### Work instructions
Write the listing out again word for word. Pictures do not belong in the copy.

■ ■ ■ ■ ■

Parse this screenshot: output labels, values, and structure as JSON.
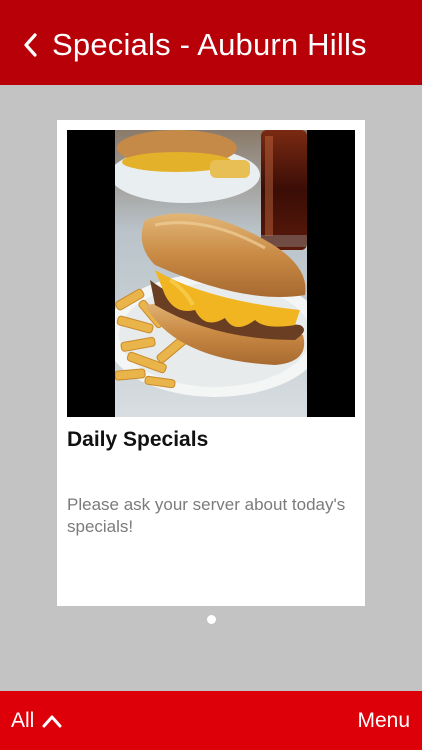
{
  "header": {
    "title": "Specials - Auburn Hills",
    "back_icon": "chevron-left-icon"
  },
  "card": {
    "title": "Daily Specials",
    "description": "Please ask your server about today's specials!",
    "image": "cheesesteak-sandwich-with-fries-photo"
  },
  "pager": {
    "current": 1,
    "total": 1
  },
  "footer": {
    "all_label": "All",
    "all_icon": "chevron-up-icon",
    "menu_label": "Menu"
  },
  "colors": {
    "header_bg": "#b70007",
    "footer_bg": "#dd0008",
    "page_bg": "#c3c3c3"
  }
}
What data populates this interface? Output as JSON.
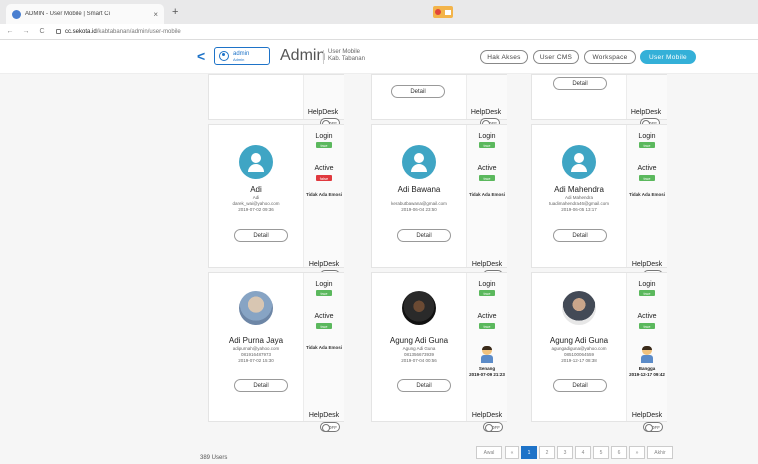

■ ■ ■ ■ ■

### Solution to the problem
Parse this screenshot: output labels, values, and structure as JSON.
{
  "header": {
    "title": "Specials - Auburn Hills",
    "back_icon": "chevron-left-icon"
  },
  "card": {
    "title": "Daily Specials",
    "description": "Please ask your server about today's specials!",
    "image": "cheesesteak-sandwich-with-fries-photo"
  },
  "pager": {
    "current": 1,
    "total": 1
  },
  "footer": {
    "all_label": "All",
    "all_icon": "chevron-up-icon",
    "menu_label": "Menu"
  },
  "colors": {
    "header_bg": "#b70007",
    "footer_bg": "#dd0008",
    "page_bg": "#c3c3c3"
  }
}
What data populates this interface? Output as JSON.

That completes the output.